Cary Tedder (Cosmo Brown), Mary Michael Patterson (Kathy Selden) and David Elder (Don Lockwood) wish audiences a “Good Mornin'” in “Singin’ in the Rain.” (Photos by Mark Maack/Squid Ink Creative)

By CAROL WATERLOO FRAZIER

Gene Kelly is not only a legend in the world of dance, he is a Pittsburgh native. His legacy continues each year when high schools vie for a Gene Kelly Award recognizing excellence in musicals.

It’s only fitting that Pittsburgh’s Civic Light Opera opens its 68th season with the show synonymous with Gene Kelly — “Singin’ in the Rain,” the 1952 MGM film musical starring Kelly, Donald O’Connor, Debbie Reynolds and Jean Hagen.

David Elder dances through the raindrops while performing the showstopping title tune in "Singin' in the Rain." (Photo by Mark Maack/Squid Ink Creative)

David Elder dances through the raindrops while performing the showstopping title tune in “Singin’ in the Rain.”

For those familiar with the show, it’s takes place when silent films were becoming a thing of the past with the introduction of “talkies.” The two stars of the silent era are Don Lockwood and ditsy partner Lina Lamont. Kathy Snelden enters the scene as a young studio singer who captures Lockwood’s heart — much to the dismay of Lamont. Audiences are not very receptive to Lamont’s shrill voice so Snelden becomes her voice and saves the day.

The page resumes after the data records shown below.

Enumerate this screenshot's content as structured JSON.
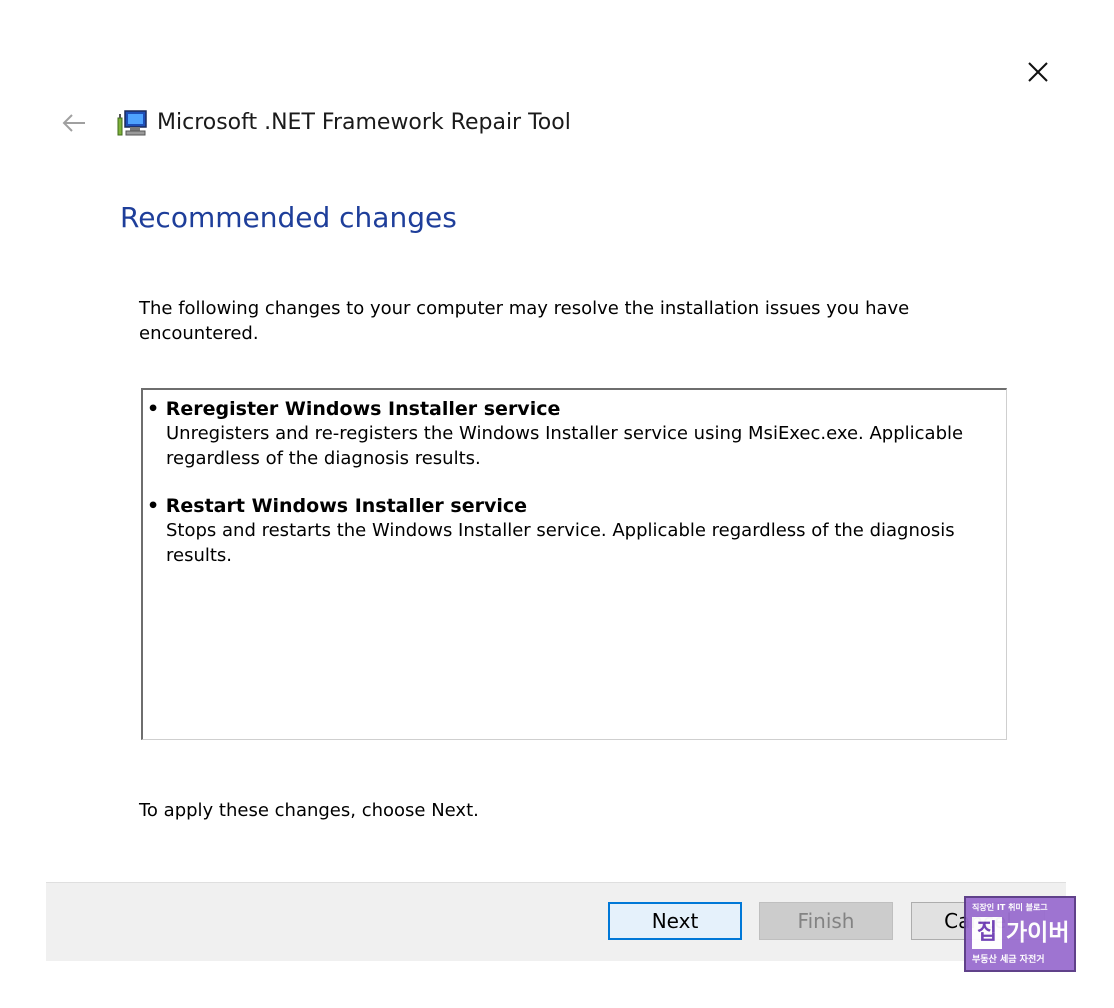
{
  "window": {
    "title": "Microsoft .NET Framework Repair Tool",
    "close_icon": "close-icon",
    "back_icon": "back-arrow-icon",
    "app_icon": "repair-tool-icon"
  },
  "content": {
    "heading": "Recommended changes",
    "intro": "The following changes to your computer may resolve the installation issues you have encountered.",
    "changes": [
      {
        "title": "Reregister Windows Installer service",
        "description": "Unregisters and re-registers the Windows Installer service using MsiExec.exe. Applicable regardless of the diagnosis results."
      },
      {
        "title": "Restart Windows Installer service",
        "description": "Stops and restarts the Windows Installer service. Applicable regardless of the diagnosis results."
      }
    ],
    "apply_text": "To apply these changes, choose Next."
  },
  "footer": {
    "next_label": "Next",
    "finish_label": "Finish",
    "cancel_label": "Cancel"
  },
  "watermark": {
    "top_text": "직장인 IT 취미 블로그",
    "badge_text": "집",
    "main_text": "가이버",
    "bottom_text": "부동산 세금 자전거"
  },
  "colors": {
    "heading": "#1e3e9a",
    "accent_border": "#0078d7",
    "footer_bg": "#f0f0f0",
    "watermark_bg": "#9b6fd0"
  }
}
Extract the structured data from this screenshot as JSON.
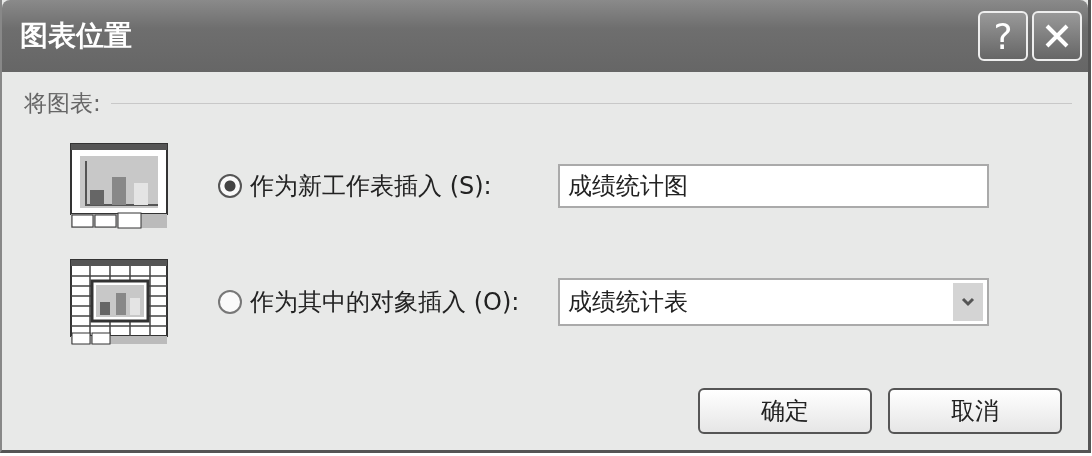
{
  "window": {
    "title": "图表位置",
    "title_buttons": [
      {
        "kind": "help",
        "label": "?"
      },
      {
        "kind": "close"
      }
    ]
  },
  "group": {
    "label": "将图表:"
  },
  "options": [
    {
      "kind": "new_sheet",
      "label": "作为新工作表插入 (S):",
      "selected": true,
      "field": {
        "kind": "text",
        "value": "成绩统计图"
      }
    },
    {
      "kind": "object",
      "label": "作为其中的对象插入 (O):",
      "selected": false,
      "field": {
        "kind": "dropdown",
        "value": "成绩统计表"
      }
    }
  ],
  "buttons": [
    {
      "label": "确定"
    },
    {
      "label": "取消"
    }
  ]
}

Living up to the expectations of such a well-known show can be a challenge. CLO executive producer Van Kaplan and director/choreographer Linda Goodrich were up to that challenge and met or exceeded what theater-goers were expecting — a show filled with top-notch singing, dancing and acting.

Reprising the iconic roles are David Elder as Don Lockwood, Cary Tedder as Cosmo Brown, Ashley Spencer as Lina Lamont and Mary Michael Patterson as Kathy Selden.

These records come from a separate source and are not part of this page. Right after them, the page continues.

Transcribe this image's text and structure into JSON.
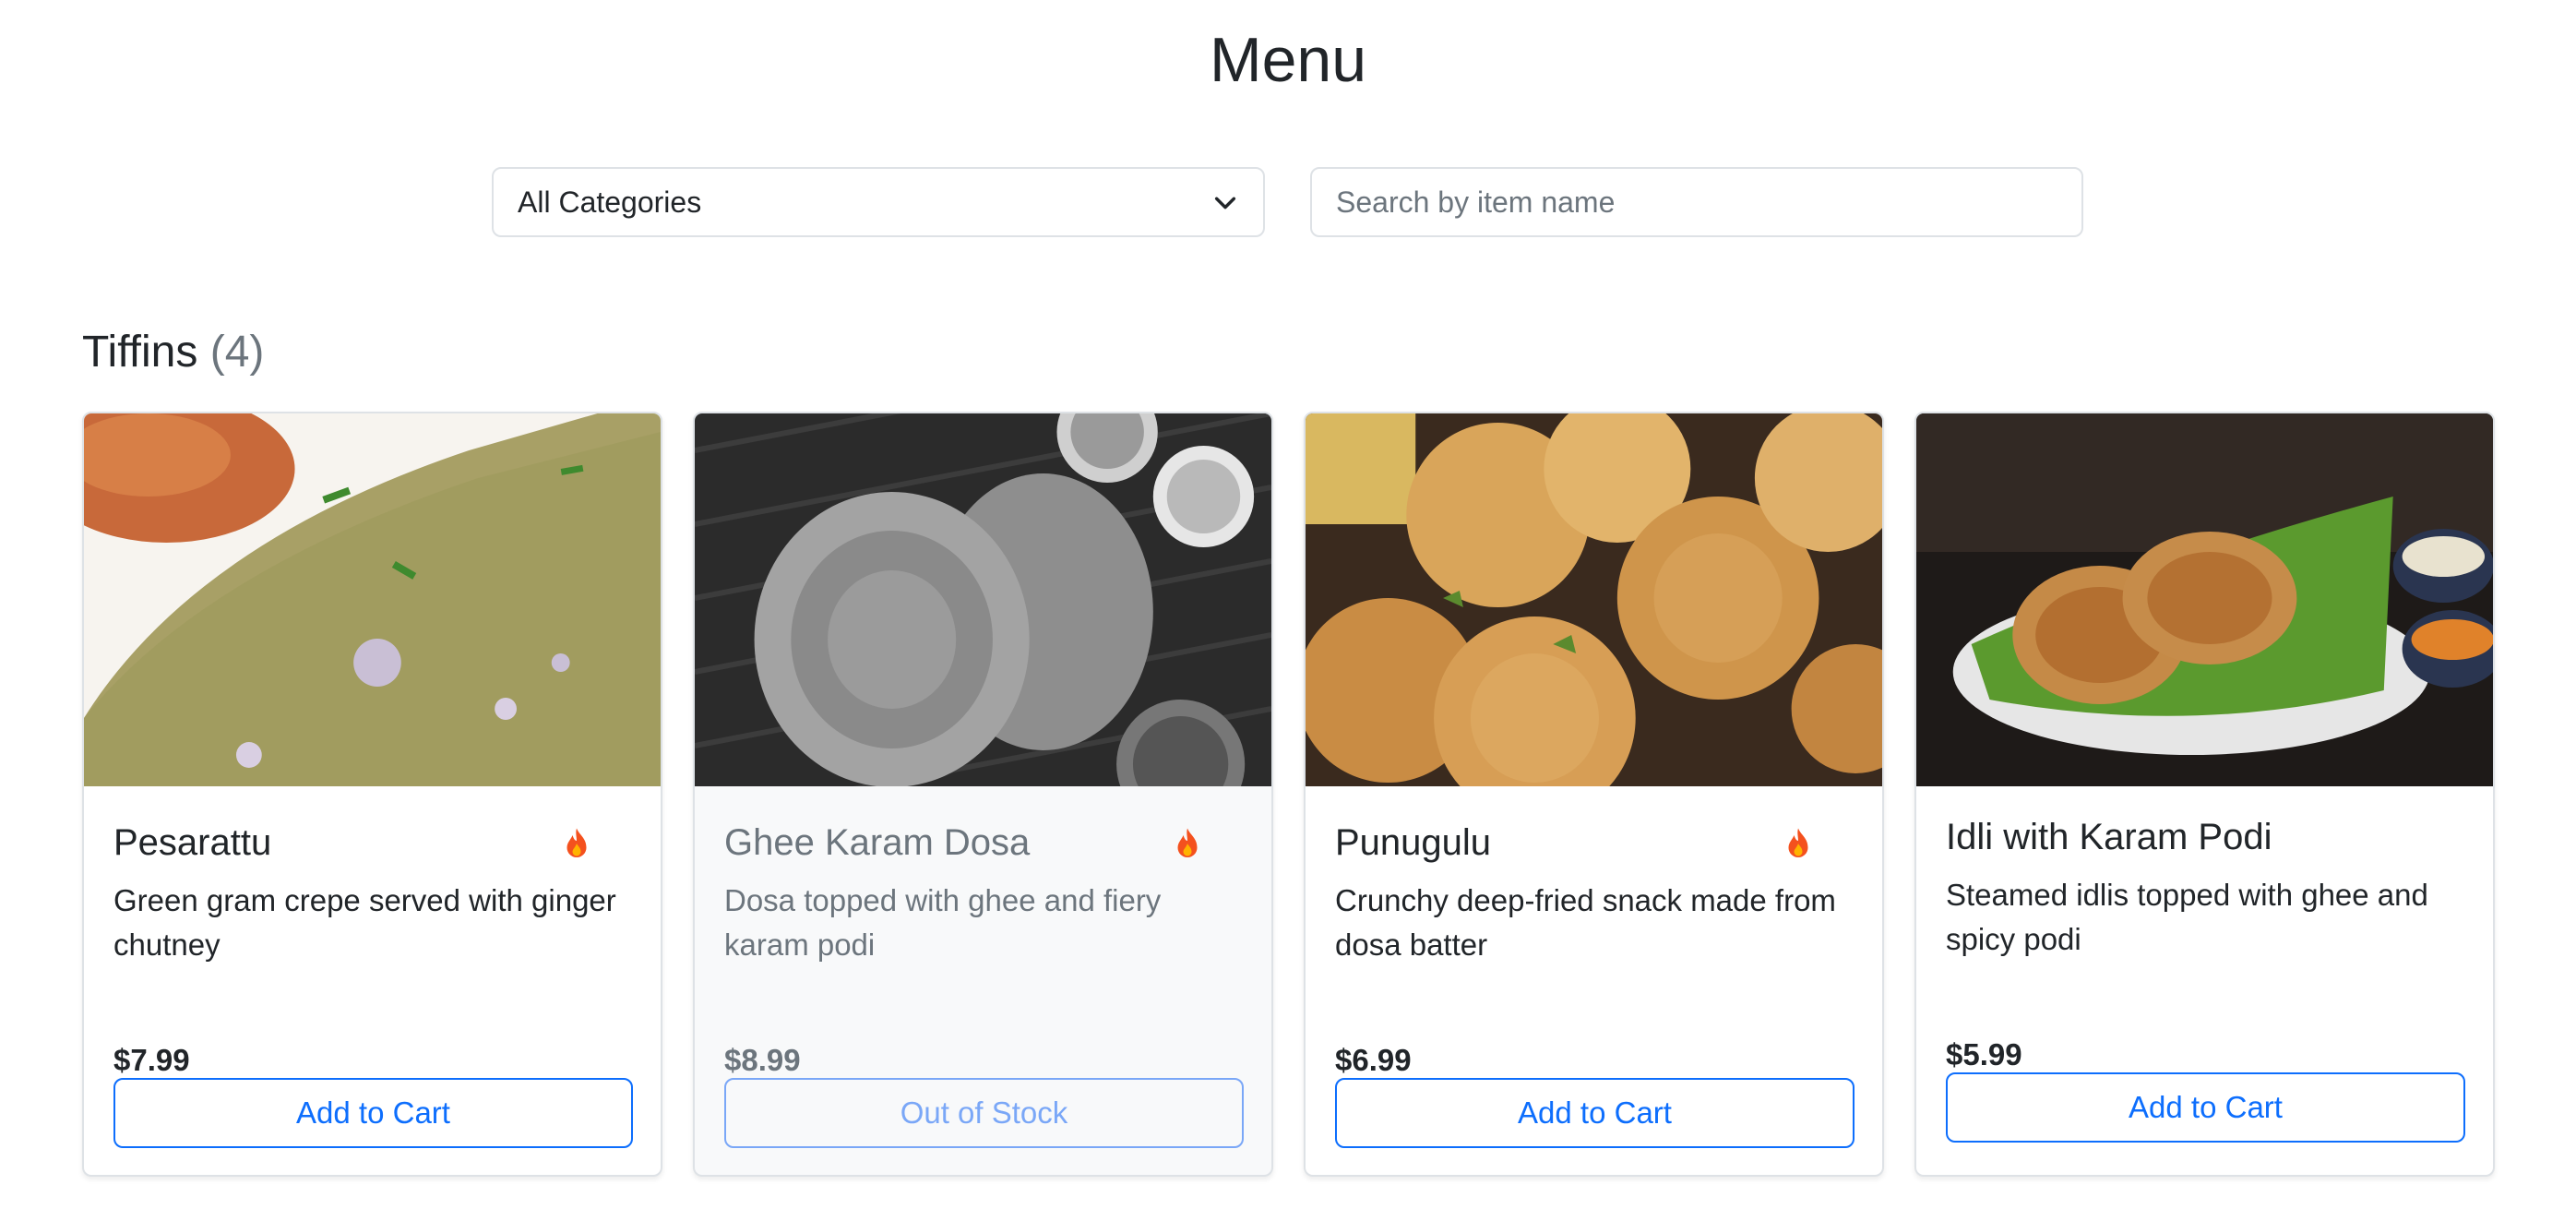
{
  "page": {
    "title": "Menu"
  },
  "filters": {
    "category_selected": "All Categories",
    "search_placeholder": "Search by item name",
    "search_value": ""
  },
  "section": {
    "name": "Tiffins",
    "count": "(4)"
  },
  "items": [
    {
      "name": "Pesarattu",
      "description": "Green gram crepe served with ginger chutney",
      "price": "$7.99",
      "button": "Add to Cart",
      "spicy": true,
      "available": true
    },
    {
      "name": "Ghee Karam Dosa",
      "description": "Dosa topped with ghee and fiery karam podi",
      "price": "$8.99",
      "button": "Out of Stock",
      "spicy": true,
      "available": false
    },
    {
      "name": "Punugulu",
      "description": "Crunchy deep-fried snack made from dosa batter",
      "price": "$6.99",
      "button": "Add to Cart",
      "spicy": true,
      "available": true
    },
    {
      "name": "Idli with Karam Podi",
      "description": "Steamed idlis topped with ghee and spicy podi",
      "price": "$5.99",
      "button": "Add to Cart",
      "spicy": false,
      "available": true
    }
  ],
  "colors": {
    "accent": "#0d6efd",
    "muted": "#6c757d",
    "border": "#dee2e6"
  },
  "icons": {
    "spicy": "fire-icon",
    "dropdown": "chevron-down-icon"
  }
}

Elder is suburb as Lockwood. He effortlessly sings and dances his way through the show — and his acting is not too shabby, either. He does a stellar job on the show’s namesake dance number, “Singin’ in the Rain” — where the stage is drenched from the rain and Elder, soaking wet, dances and splashes his way through one of the most famous bits of choreography in musical theater history. There’s so much water that even the orchestra opens umbrellas to stay dry.

Last seen in CLO’s 2010 production of “Curtains,” Elder’s crooner-like voice is showcased on solo tunes like “You Stepped Out of A Dream” and is equally strong when teamed with Patterson and Tedder on the fun “Good Mornin’.” And yes, the threesome does tip the couch during the dance.

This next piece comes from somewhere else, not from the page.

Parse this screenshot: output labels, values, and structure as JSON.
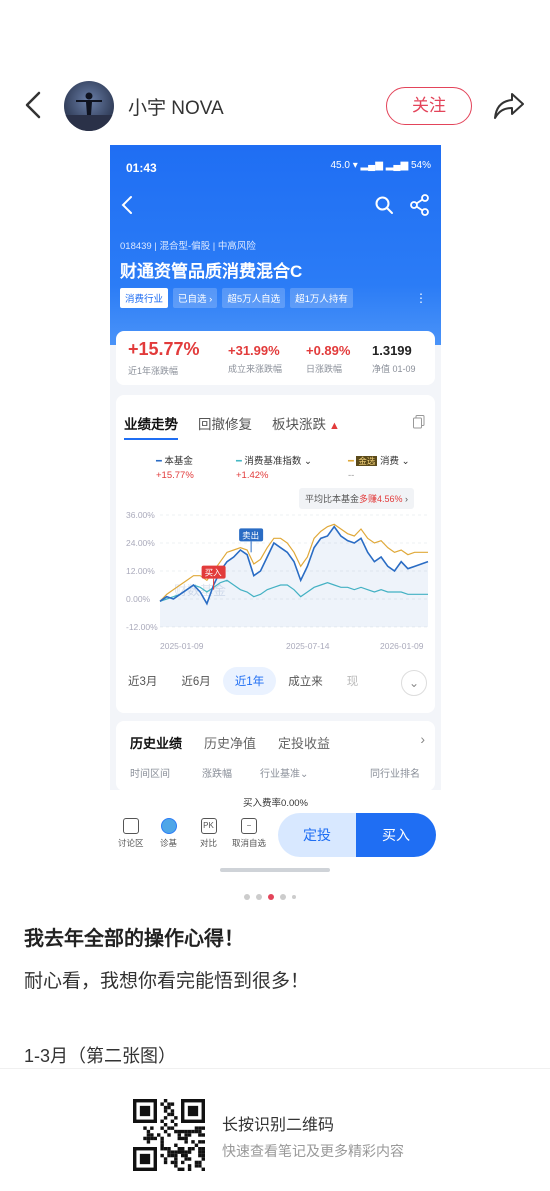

Patterson pulls off the starry-eyed young singer Snelden who’s hoping to make it big. Her character’s chance encounter with Lockwood paves the way for “You Are My Lucky Star.” She’s taking a break from playing Christine in “The Phantom of the Opera” on Broadway.

When it comes to landing a fun role, Tedder did just that with Cosmo, the piano-playing sidekick of Lockwood. Not everyone can pull off that character but he does so with ease. Starting with “Make ‘Em Laugh,” he has mastered the art of physical humor. He and Elder — who was last graced the CLO stage during the 2008 season — team up for “Moses Supposes” for a fun time as they good-naturedly mock the process of learning proper enunciation with the diction coach (played by Pittsburgh native James Stellos).

Perhaps one of the most vocally annoying characters in musical theater, Lina Lamont is amazingly played by Spencer. A veteran of the 2008 CLO season, she portrays the screetchy-voiced silent screen star who is not the brightest bulb in the chandelier. It’s nothing shy of amazing that she never wavers for even a word in that irritating voice, which she thinks is normal — and is adamant about in “What’s Wrong With Me?”

Pittsburgh native Jeffrey Howell adds to his list of CLO appearances as director Roscoe Dexter and Ken Land returns to the CLO stage as movie studio owner R.F. Simpson. Kristine Bendul makes her CLO debut as Olga, beautifully recreating the dance segment of “Tango” and the lengthy “Broadway Ballet” which also showcases Elder. Two CLO Academy members — Jacob Epstein as Young Cosmo and Mathew Fedorek as Young Don — do a nice do a nice little tap number in the opening scene.

Any fan of classic movies, especially classic musical films, won’t want to miss this production of “Singin’ In the Rain.” The show continues through Sunday, June 8, at the Benedum Center.